[Excerpts from an interface dataset]
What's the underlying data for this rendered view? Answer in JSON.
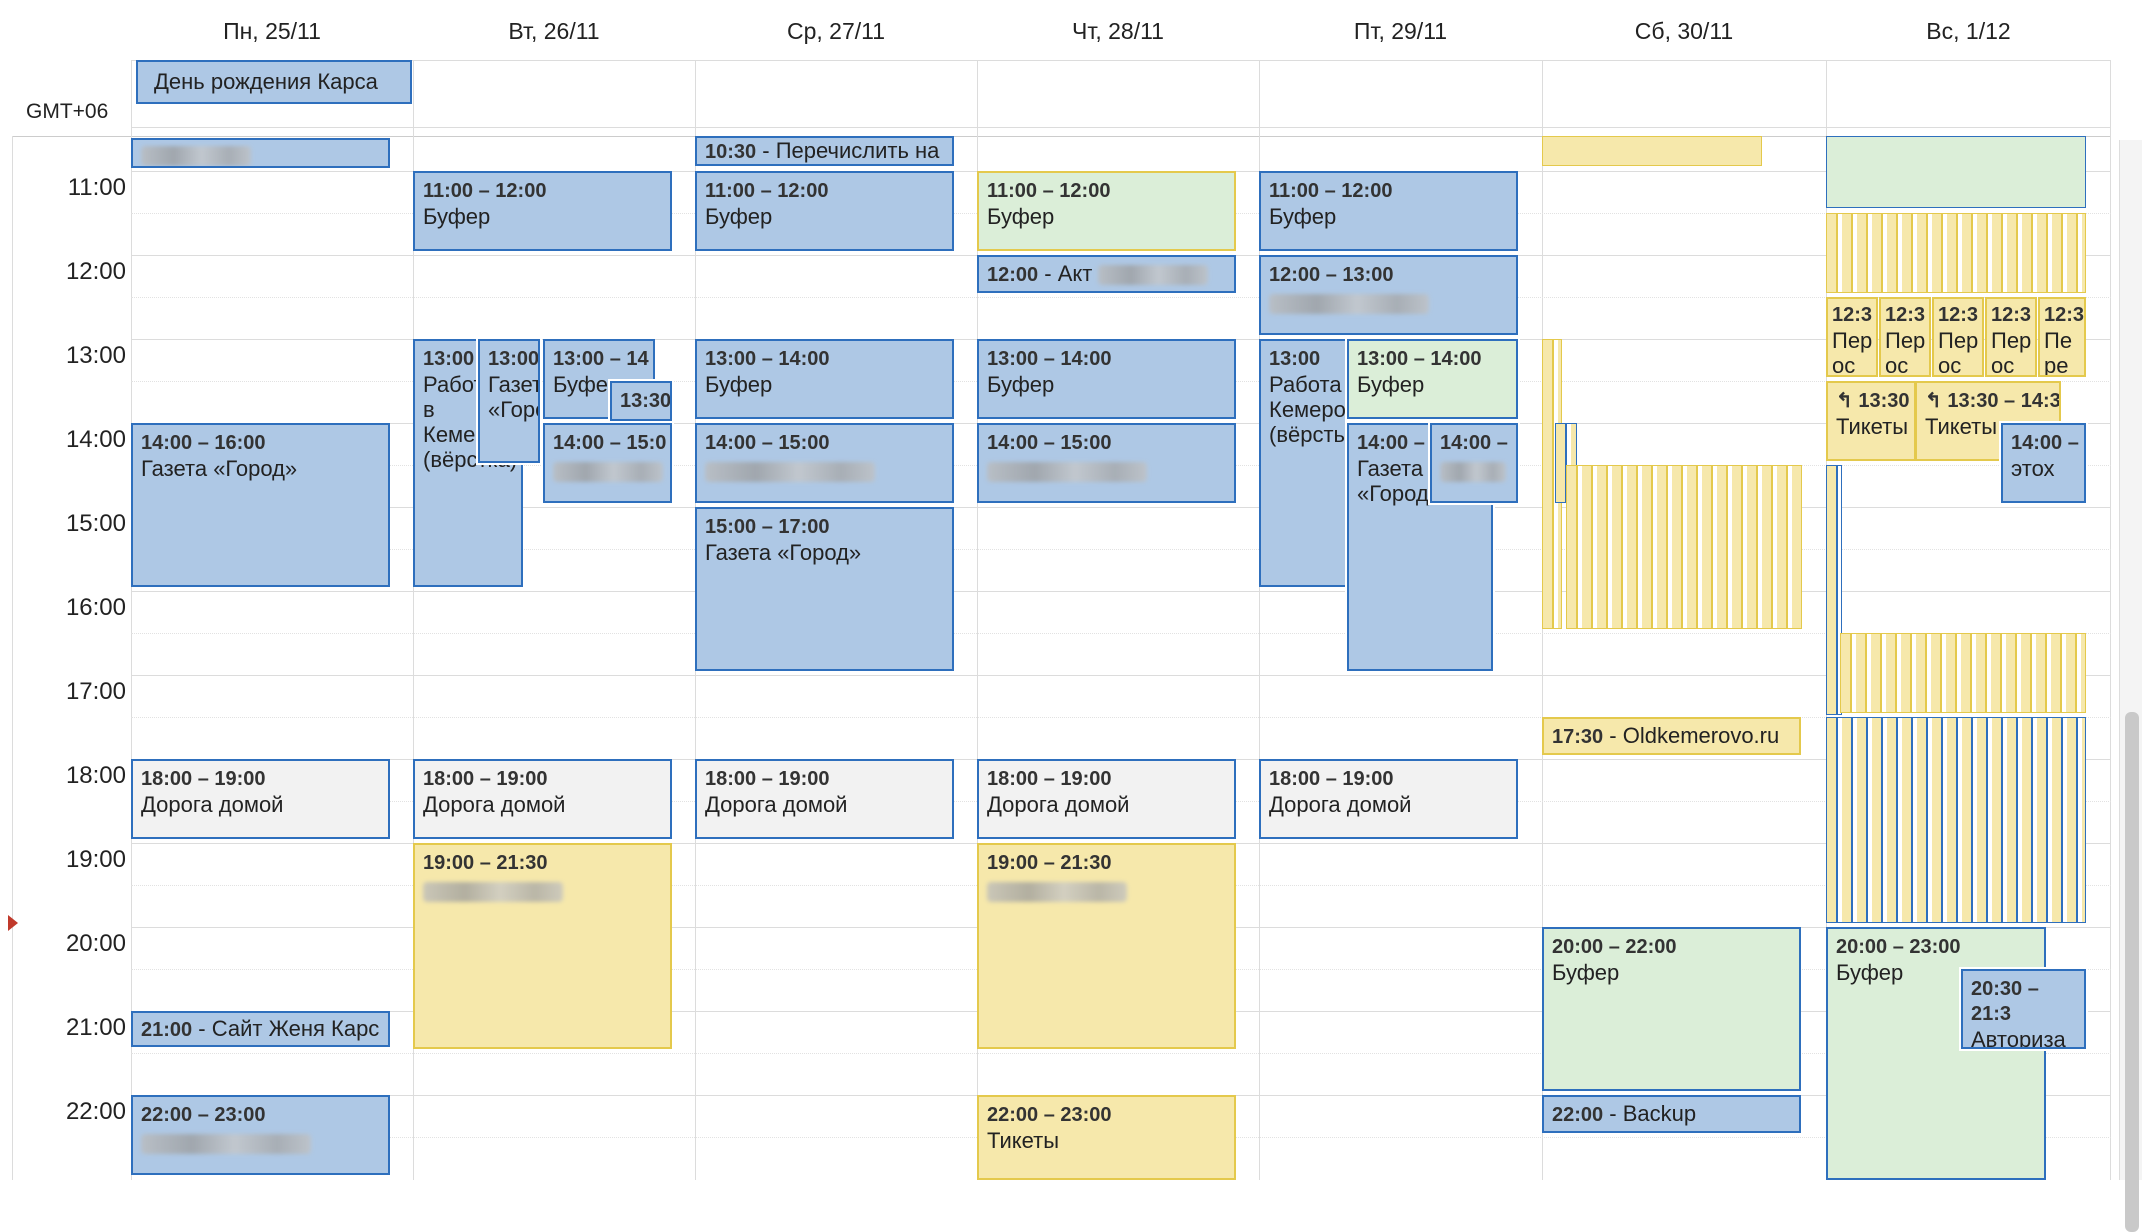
{
  "timezone": "GMT+06",
  "days": [
    "Пн, 25/11",
    "Вт, 26/11",
    "Ср, 27/11",
    "Чт, 28/11",
    "Пт, 29/11",
    "Сб, 30/11",
    "Вс, 1/12"
  ],
  "all_day": {
    "label": "День рождения Карса"
  },
  "hours": [
    "11:00",
    "12:00",
    "13:00",
    "14:00",
    "15:00",
    "16:00",
    "17:00",
    "18:00",
    "19:00",
    "20:00",
    "21:00",
    "22:00"
  ],
  "events": {
    "mon_1400": {
      "time": "14:00 – 16:00",
      "title": "Газета «Город»"
    },
    "mon_1800": {
      "time": "18:00 – 19:00",
      "title": "Дорога домой"
    },
    "mon_2100": {
      "time": "21:00",
      "title": "Сайт Женя Карс"
    },
    "mon_2200": {
      "time": "22:00 – 23:00"
    },
    "tue_1100": {
      "time": "11:00 – 12:00",
      "title": "Буфер"
    },
    "tue_1300a": {
      "time": "13:00",
      "title": "Работа в Кемерово (вёрстка)"
    },
    "tue_1300b": {
      "time": "13:00",
      "title": "Газета «Город»"
    },
    "tue_1300c": {
      "time": "13:00 – 14",
      "title": "Буфер"
    },
    "tue_1330": {
      "time": "13:30"
    },
    "tue_1400": {
      "time": "14:00 – 15:0"
    },
    "tue_1800": {
      "time": "18:00 – 19:00",
      "title": "Дорога домой"
    },
    "tue_1900": {
      "time": "19:00 – 21:30"
    },
    "wed_1030": {
      "time": "10:30",
      "title": "Перечислить на"
    },
    "wed_1100": {
      "time": "11:00 – 12:00",
      "title": "Буфер"
    },
    "wed_1300": {
      "time": "13:00 – 14:00",
      "title": "Буфер"
    },
    "wed_1400": {
      "time": "14:00 – 15:00"
    },
    "wed_1500": {
      "time": "15:00 – 17:00",
      "title": "Газета «Город»"
    },
    "wed_1800": {
      "time": "18:00 – 19:00",
      "title": "Дорога домой"
    },
    "thu_1100": {
      "time": "11:00 – 12:00",
      "title": "Буфер"
    },
    "thu_1200": {
      "time": "12:00",
      "title": "Акт"
    },
    "thu_1300": {
      "time": "13:00 – 14:00",
      "title": "Буфер"
    },
    "thu_1400": {
      "time": "14:00 – 15:00"
    },
    "thu_1800": {
      "time": "18:00 – 19:00",
      "title": "Дорога домой"
    },
    "thu_1900": {
      "time": "19:00 – 21:30"
    },
    "thu_2200": {
      "time": "22:00 – 23:00",
      "title": "Тикеты"
    },
    "fri_1100": {
      "time": "11:00 – 12:00",
      "title": "Буфер"
    },
    "fri_1200": {
      "time": "12:00 – 13:00"
    },
    "fri_1300a": {
      "time": "13:00",
      "title": "Работа Кемеро (вёрсть"
    },
    "fri_1300b": {
      "time": "13:00 – 14:00",
      "title": "Буфер"
    },
    "fri_1400a": {
      "time": "14:00 –",
      "title": "Газета «Город"
    },
    "fri_1400b": {
      "time": "14:00 –"
    },
    "fri_1800": {
      "time": "18:00 – 19:00",
      "title": "Дорога домой"
    },
    "sat_1730": {
      "time": "17:30",
      "title": "Oldkemerovo.ru"
    },
    "sat_2000": {
      "time": "20:00 – 22:00",
      "title": "Буфер"
    },
    "sat_2200": {
      "time": "22:00",
      "title": "Backup"
    },
    "sun_1230_1": {
      "time": "12:3",
      "title": "Пер ос"
    },
    "sun_1230_2": {
      "time": "12:3",
      "title": "Пер ос"
    },
    "sun_1230_3": {
      "time": "12:3",
      "title": "Пер ос"
    },
    "sun_1230_4": {
      "time": "12:3",
      "title": "Пер ос"
    },
    "sun_1230_5": {
      "time": "12:3",
      "title": "Пе ре"
    },
    "sun_1330a": {
      "time": "13:30",
      "title": "Тикеты"
    },
    "sun_1330b": {
      "time": "13:30 – 14:3",
      "title": "Тикеты"
    },
    "sun_1400": {
      "time": "14:00 –",
      "title": "этох"
    },
    "sun_2000": {
      "time": "20:00 – 23:00",
      "title": "Буфер"
    },
    "sun_2030": {
      "time": "20:30 – 21:3",
      "title": "Авториза ция"
    }
  },
  "colors": {
    "blue": "#aec8e5",
    "green": "#dbeed8",
    "yellow": "#f6e8ab",
    "gray": "#f2f2f2",
    "border_blue": "#2e6fbd",
    "border_yellow": "#e4c94c"
  }
}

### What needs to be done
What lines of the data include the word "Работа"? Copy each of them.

### Your response
      "title": "Работа в Кемерово (вёрстка)"
      "title": "Работа Кемеро (вёрсть"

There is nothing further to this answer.